Wed 23 Mar
2:00 pm – 5:00 pm


Victorian Pride Centre
79-81 Fitzroy St, St Kilda VIC 3182, Australia


Wheelchair Access

Make Identity Through Play

Make Identity Through Play Past Event

Presented by Monash University, Department of Design

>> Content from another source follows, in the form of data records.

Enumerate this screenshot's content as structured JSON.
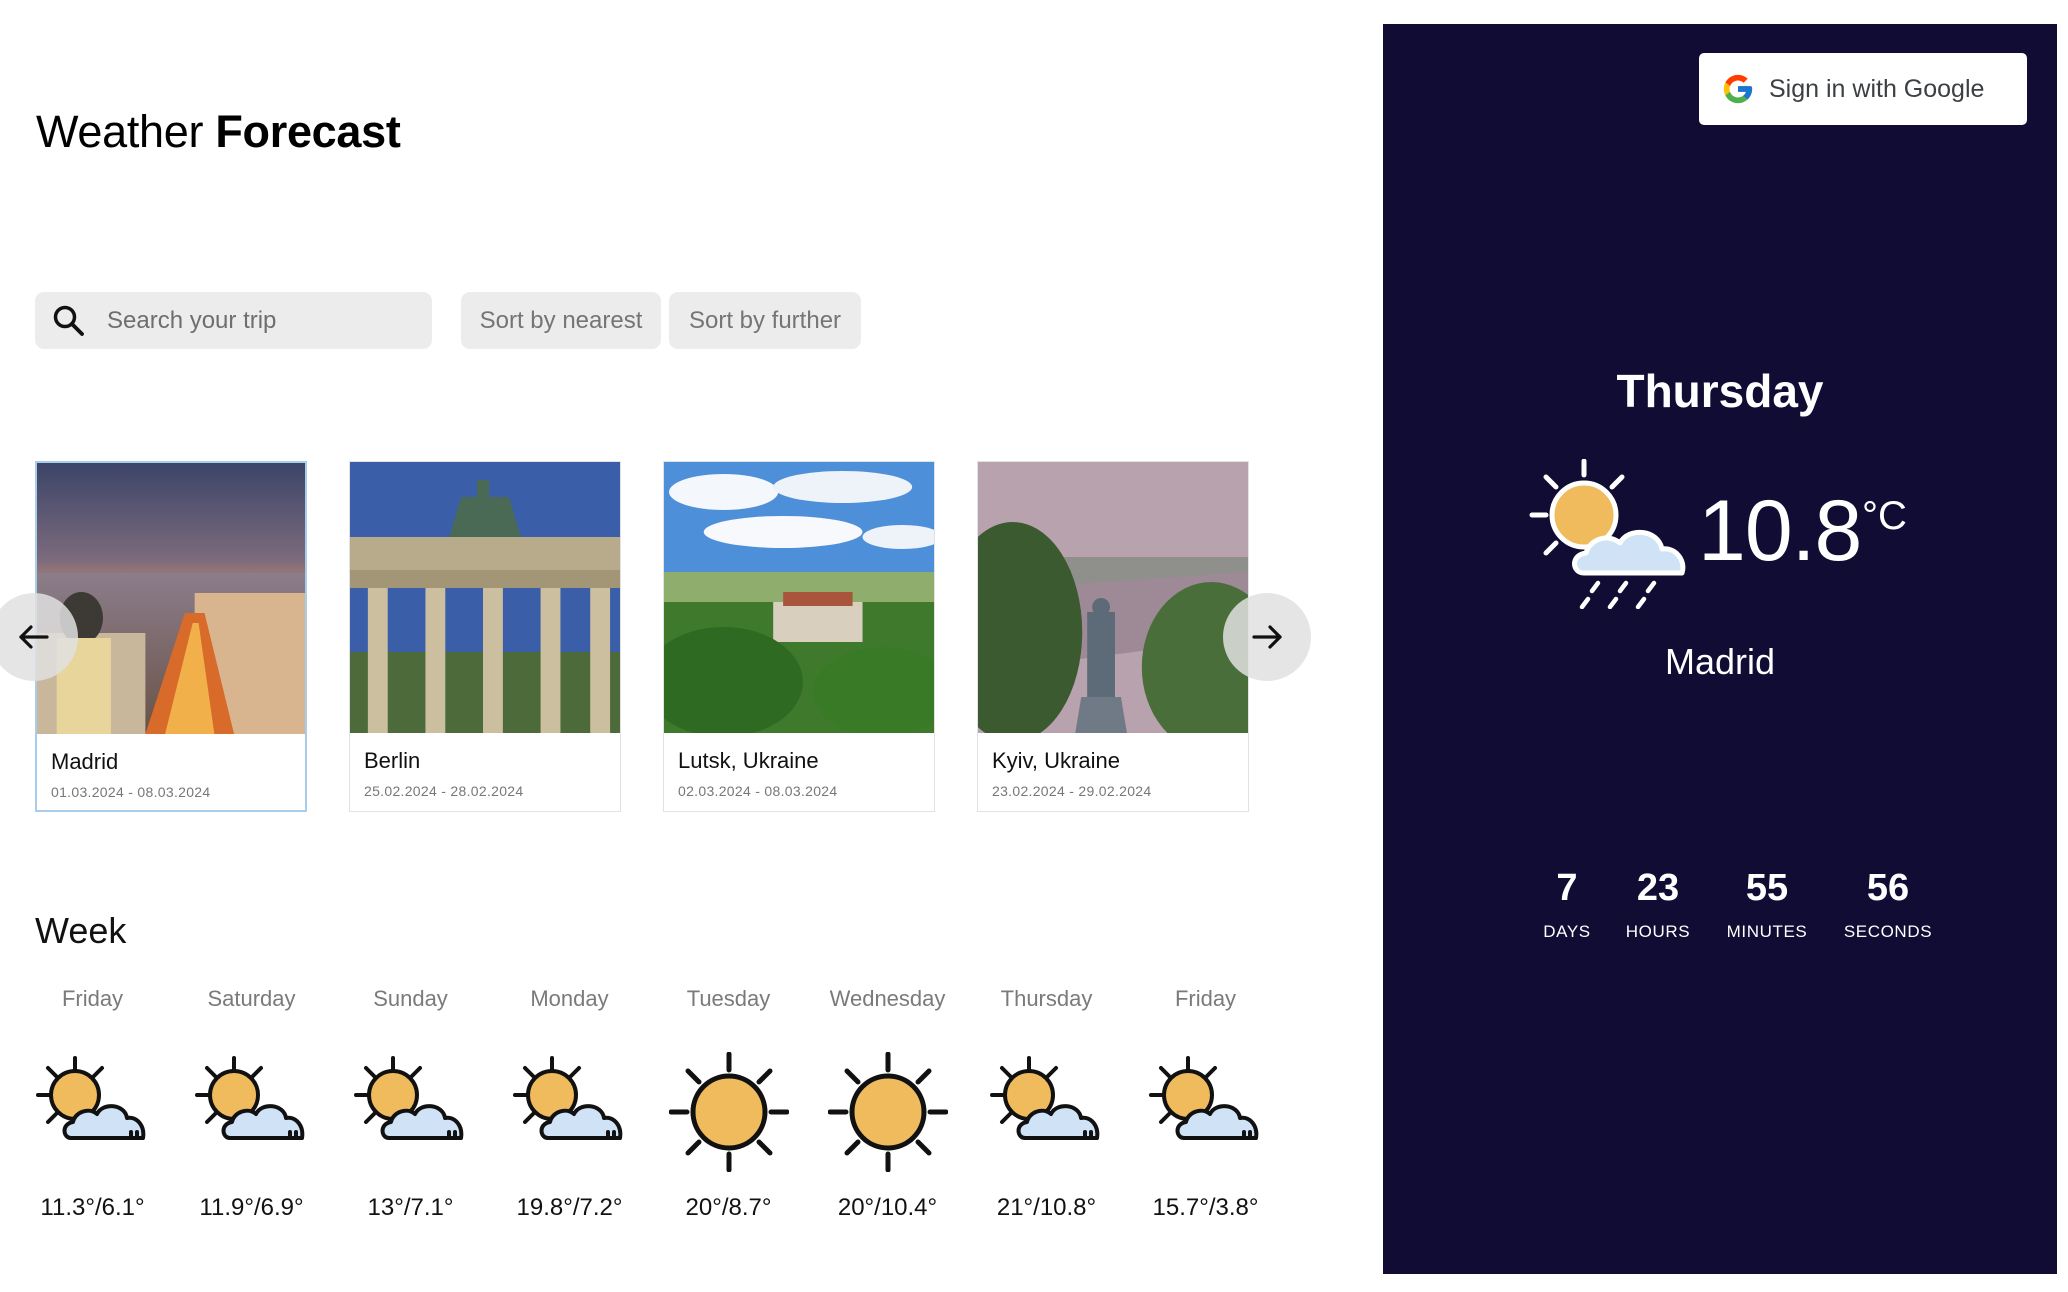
{
  "header": {
    "title_light": "Weather",
    "title_bold": "Forecast"
  },
  "search": {
    "placeholder": "Search your trip",
    "value": ""
  },
  "sort": {
    "nearest_label": "Sort by nearest",
    "further_label": "Sort by further"
  },
  "trips": [
    {
      "city": "Madrid",
      "dates": "01.03.2024 - 08.03.2024",
      "selected": true
    },
    {
      "city": "Berlin",
      "dates": "25.02.2024 - 28.02.2024",
      "selected": false
    },
    {
      "city": "Lutsk, Ukraine",
      "dates": "02.03.2024 - 08.03.2024",
      "selected": false
    },
    {
      "city": "Kyiv, Ukraine",
      "dates": "23.02.2024 - 29.02.2024",
      "selected": false
    }
  ],
  "carousel": {
    "prev_icon": "arrow-left-icon",
    "next_icon": "arrow-right-icon"
  },
  "week": {
    "title": "Week",
    "days": [
      {
        "name": "Friday",
        "icon": "partly-cloudy-icon",
        "temps": "11.3°/6.1°"
      },
      {
        "name": "Saturday",
        "icon": "partly-cloudy-icon",
        "temps": "11.9°/6.9°"
      },
      {
        "name": "Sunday",
        "icon": "partly-cloudy-icon",
        "temps": "13°/7.1°"
      },
      {
        "name": "Monday",
        "icon": "partly-cloudy-icon",
        "temps": "19.8°/7.2°"
      },
      {
        "name": "Tuesday",
        "icon": "sun-icon",
        "temps": "20°/8.7°"
      },
      {
        "name": "Wednesday",
        "icon": "sun-icon",
        "temps": "20°/10.4°"
      },
      {
        "name": "Thursday",
        "icon": "partly-cloudy-icon",
        "temps": "21°/10.8°"
      },
      {
        "name": "Friday",
        "icon": "partly-cloudy-icon",
        "temps": "15.7°/3.8°"
      }
    ]
  },
  "panel": {
    "google_button": "Sign in with Google",
    "day": "Thursday",
    "icon": "sun-cloud-rain-icon",
    "temperature": "10.8",
    "unit": "°C",
    "city": "Madrid",
    "countdown": [
      {
        "value": "7",
        "label": "DAYS"
      },
      {
        "value": "23",
        "label": "HOURS"
      },
      {
        "value": "55",
        "label": "MINUTES"
      },
      {
        "value": "56",
        "label": "SECONDS"
      }
    ]
  },
  "colors": {
    "panel_bg": "#100c33",
    "sun": "#f0bb5c",
    "cloud": "#cfe2f6",
    "selected_border": "#a8cdea",
    "button_bg": "#ececec"
  }
}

By positioning your identity through playing, this workshop will empower its participants to deeply understand their own cultural identity by creating empathy and an explicit positionality towards different community concerns, like climate change, gender and decolonisation. This workshop is divided into two parts. The first part uses a reflective tool called the ‘Social Identity Map’ developed by Danielle Jacobson and Nida Mustafa. This tool guides the participants to recognise their ‘social location’ through different tiers of identity. This will help participants to understand their positionality in the society we live in. The second part uses a typical Mexican board game called ‘Loteria’, which works similarly to bingo. Each card represents an archetype where participants explore how identity changes when we see ourselves through the lens of the different tiers explored in the first half of the workshop. Topics around climate change, gender and decolonisation will be discussed; This project might explore sensitive topics such as race, class and gender, therefore recording will not be permitted.


Carlos Vazquez

Carlos Vazquez is a Latin American UX designer working in the intersection between technology and social issues, like decolonisation and gender studies. His practice is centred around the written word while producing work that encompasses workshops, digital and print creations. In 2019 Carlos received a masters degree from Monash University in Advanced Design Studies and has been collaborating with different higher education universities in Mexico.


Desiree Ibinarriaga

Desiree Ibinarriaga is a Mexican-Indigenous woman, with Chamula (Mayan), Nahuatl (Aztec) and Euskaldunak (Basque) heritage. She is a collaborative and social design maker and thinker, lecturer at Monash Art Design and Architecture, Coordinator for Indigenous Higher Degrees by Research being part of Wominjeka Djeembana Research Lab. Desiree is a passionate designer, researcher, educator and traveller. She has over 14 years of experience in the design field, across diverse disciplines, such as furniture, interior, social, decolonising and Indigenous design. Desiree’s work focuses on Indigenous peoples’ building of capacity and better ways of partnership and communication between Indigenous and non-Indigenous people through design, by recognising the relationality between people and environment while acknowledging the world as a unit. Her teaching practice encourages students to develop understanding of Indigenous methodologies and their own cultural identity through a collaborative design practice.